They would be wrong on both counts.
Nestled in the midst of these grassy hills are the crumbling ruins of Greek Revival mansions and Second Empire structures once part of the bustling 300-acre Brooklyn Navy Yard.
Among the historic structures in a state of decay is the mansion that was the home of Dr. E.R. Squibb, who built the first still for making pure anesthetic ether, and a naval hospital where Confederate soldiers were jailed during the Civil War. There also are the remains of long-unused tennis courts and a morgue.
These ghosts at what is known as the Naval Annex Historic Campus soon will be supplanted by a 21st-century media hub.
The nonprofit Brooklyn Navy Yard Development Corp. and private developer Douglas Steiner recently reached an agreement (contingent on city, state and federal financing) to convert the old medical complex into a media, technology and film hub.

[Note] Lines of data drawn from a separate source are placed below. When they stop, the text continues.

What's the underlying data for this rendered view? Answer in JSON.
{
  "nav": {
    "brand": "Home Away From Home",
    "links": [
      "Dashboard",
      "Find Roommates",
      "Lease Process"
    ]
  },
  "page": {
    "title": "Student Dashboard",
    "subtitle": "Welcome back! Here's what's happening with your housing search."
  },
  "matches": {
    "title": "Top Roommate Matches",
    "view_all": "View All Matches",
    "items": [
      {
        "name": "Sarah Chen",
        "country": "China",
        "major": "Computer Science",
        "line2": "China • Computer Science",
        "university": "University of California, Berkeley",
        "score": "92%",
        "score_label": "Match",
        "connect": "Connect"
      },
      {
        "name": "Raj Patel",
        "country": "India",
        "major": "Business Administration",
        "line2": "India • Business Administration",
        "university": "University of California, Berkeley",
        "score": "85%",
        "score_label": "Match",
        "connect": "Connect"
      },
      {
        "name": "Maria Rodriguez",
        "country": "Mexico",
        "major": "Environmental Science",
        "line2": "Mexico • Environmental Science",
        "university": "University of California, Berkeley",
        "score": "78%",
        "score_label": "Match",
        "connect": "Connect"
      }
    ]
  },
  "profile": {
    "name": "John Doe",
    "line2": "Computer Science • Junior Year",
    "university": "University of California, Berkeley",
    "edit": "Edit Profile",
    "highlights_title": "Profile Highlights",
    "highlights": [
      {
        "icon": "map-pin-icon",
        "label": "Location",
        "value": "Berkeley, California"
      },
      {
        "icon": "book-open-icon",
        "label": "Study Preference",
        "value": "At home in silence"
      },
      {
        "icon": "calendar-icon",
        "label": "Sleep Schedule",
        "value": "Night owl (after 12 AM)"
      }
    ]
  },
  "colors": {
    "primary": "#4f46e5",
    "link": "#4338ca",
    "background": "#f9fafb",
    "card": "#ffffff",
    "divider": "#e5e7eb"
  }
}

Steiner, who owns an adjacent property housing his Steiner Studios movie and television production facilities, plans to create a media center on a 50-acre lot on the campus.
The $400-million project will use the nine historic buildings on the site and create five new structures that will yield 328,000 square feet of space for media companies and academic programs. About 100,000 square feet of new stages for film and TV also are planned, including what is said to be the first underwater stage in the country and the first back lot on the East Coast to feature a New York City streetscape. [This last factoid was highlighted during the uproar over the discovery earlier this year that J-Lo's TV commercial--which showed Jenny sentimentally returning to her roots in "The Bronx"--actually was filmed in Los Angeles].
The developers estimate the project will create 7,600 new jobs, including 2,500 direct jobs, 1,500 indirect jobs and 2,600 construction jobs. Unfortunately, even if government funding materializes, these jobs won’t be created in a New York minute: according to The New York Times, the developers say they expect it will take 12 years to fully build the new hub.